    A glossary of acronyms would be very helpful for the lay reader such as myself;

    e.g. what does NDTi stand for?

    • Replies to Gordon Pomfret>

      Comment by Mark Osterloh posted on

      Our apologies Gordon - the full name was lost in the edit! The weblink embedded in the text takes you to the site where it is written out in full but we should have done the same in the blog post. NDTi stands for National Development Team for inclusion
      Editor - Social Care News

  2. Comment by SJ posted on

    Could DH be spokespeople for Government ideology perhaps?
    My experience, as a worker in frontline care, is that delegating (outsourcing) social work for the care of the most vulnerable people is leading to a reduction in their care. The Care Act can work for the more able-disabled/those who have Mental Capacity/good advocates, but not for all.
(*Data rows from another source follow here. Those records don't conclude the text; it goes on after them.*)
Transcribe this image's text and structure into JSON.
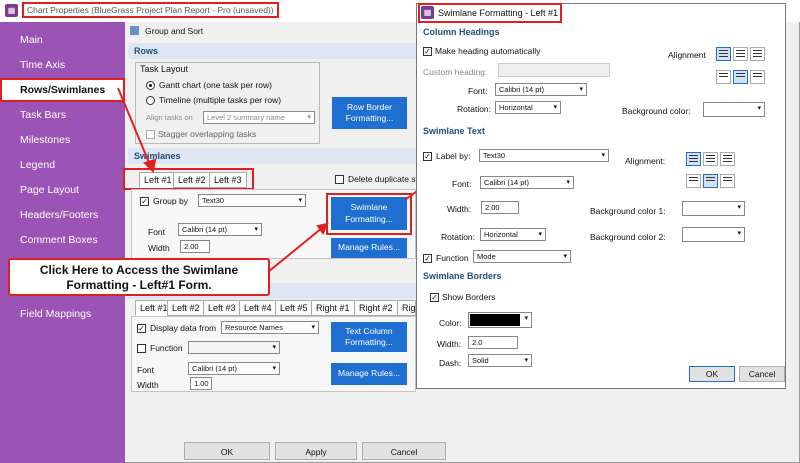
{
  "main_window": {
    "title": "Chart Properties (BlueGrass Project Plan Report - Pro (unsaved))",
    "sidebar": [
      "Main",
      "Time Axis",
      "Rows/Swimlanes",
      "Task Bars",
      "Milestones",
      "Legend",
      "Page Layout",
      "Headers/Footers",
      "Comment Boxes",
      "",
      "Field Mappings"
    ],
    "group_sort_label": "Group and Sort",
    "rows": {
      "header": "Rows",
      "task_layout_label": "Task Layout",
      "gantt_option": "Gantt chart (one task per row)",
      "timeline_option": "Timeline (multiple tasks per row)",
      "align_tasks_label": "Align tasks on",
      "align_tasks_value": "Level 2 summary name",
      "stagger_label": "Stagger overlapping tasks",
      "row_border_button": "Row Border Formatting..."
    },
    "swimlanes": {
      "header": "Swimlanes",
      "tabs": [
        "Left #1",
        "Left #2",
        "Left #3"
      ],
      "delete_duplicate_label": "Delete duplicate sw",
      "group_by_label": "Group by",
      "group_by_value": "Text30",
      "font_label": "Font",
      "font_value": "Calibri (14 pt)",
      "width_label": "Width",
      "width_value": "2.00",
      "swimlane_formatting_button": "Swimlane Formatting...",
      "manage_rules_button": "Manage Rules..."
    },
    "columns": {
      "tabs": [
        "Left #1",
        "Left #2",
        "Left #3",
        "Left #4",
        "Left #5",
        "Right #1",
        "Right #2",
        "Righ"
      ],
      "display_data_label": "Display data from",
      "display_data_value": "Resource Names",
      "function_label": "Function",
      "font_label": "Font",
      "font_value": "Calibri (14 pt)",
      "width_label": "Width",
      "width_value": "1.00",
      "text_column_button": "Text Column Formatting...",
      "manage_rules_button": "Manage Rules..."
    },
    "buttons": {
      "ok": "OK",
      "apply": "Apply",
      "cancel": "Cancel"
    }
  },
  "callout": {
    "line1": "Click Here to Access the Swimlane",
    "line2": "Formatting - Left#1 Form."
  },
  "dialog": {
    "title": "Swimlane Formatting - Left #1",
    "column_headings": {
      "header": "Column Headings",
      "make_heading_label": "Make heading automatically",
      "custom_heading_label": "Custom heading:",
      "font_label": "Font:",
      "font_value": "Calibri (14 pt)",
      "rotation_label": "Rotation:",
      "rotation_value": "Horizontal",
      "alignment_label": "Alignment",
      "background_label": "Background color:"
    },
    "swimlane_text": {
      "header": "Swimlane Text",
      "label_by_label": "Label by:",
      "label_by_value": "Text30",
      "font_label": "Font:",
      "font_value": "Calibri (14 pt)",
      "width_label": "Width:",
      "width_value": "2.00",
      "rotation_label": "Rotation:",
      "rotation_value": "Horizontal",
      "function_label": "Function",
      "function_value": "Mode",
      "alignment_label": "Alignment:",
      "bg1_label": "Background color 1:",
      "bg2_label": "Background color 2:"
    },
    "swimlane_borders": {
      "header": "Swimlane Borders",
      "show_borders_label": "Show Borders",
      "color_label": "Color:",
      "color_value": "#000000",
      "width_label": "Width:",
      "width_value": "2.0",
      "dash_label": "Dash:",
      "dash_value": "Solid"
    },
    "ok": "OK",
    "cancel": "Cancel"
  },
  "colors": {
    "sidebar": "#9b54b5",
    "accent_blue": "#1e6fd0",
    "highlight_red": "#e02020"
  },
  "icons": [
    "window-app-icon",
    "dropdown-arrow-icon",
    "align-icon",
    "checkbox-check-icon"
  ]
}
Government reductions in funding, increasing numbers of staff on zero-hours, truncated shifts, vital communication increasingly fragmented, personalisation agenda being used to withdraw people from accessing 'traditional services' away from their residence tho' they offer vital respite and safeguarding (other eyes on deck), CQC no longer able to inspect 'Supported Living', Local Authority monitoring and reviewing outsourced care decreasing... Preventative support and enablement is crucial, but what about those whose disablement can only increase, and where community-led voluntary organisations are overloaded or don't exist?

    • Replies to SJ>

      Comment by Jenny Pitts posted on

      Thank you for your comments. You raise some very valid issues around reductions in funding and the challenges faced by social workers on a daily basis. With regards to community-led social work, our experience at People2People is that this approach does work well for people with high support needs. The programme is based around person-centred thinking which means people get the right support for their individual needs. Because they have more resources available in the community for those with less complex needs and more control over how they manage their work, social workers can focus their time and energy on those with more complex support needs.

  3. Comment by Mark Osterloh posted on

    And a general point to note for this and all our posts: the Social Care News blog is as much about the sector speaking to the sector as it is sharing departmental policy updates. In this respect, the blog editors and contributors are not DH spokespeople but reporting and encouraging discussion on the health and care issues of the day as well as providing information on current and future initiatives.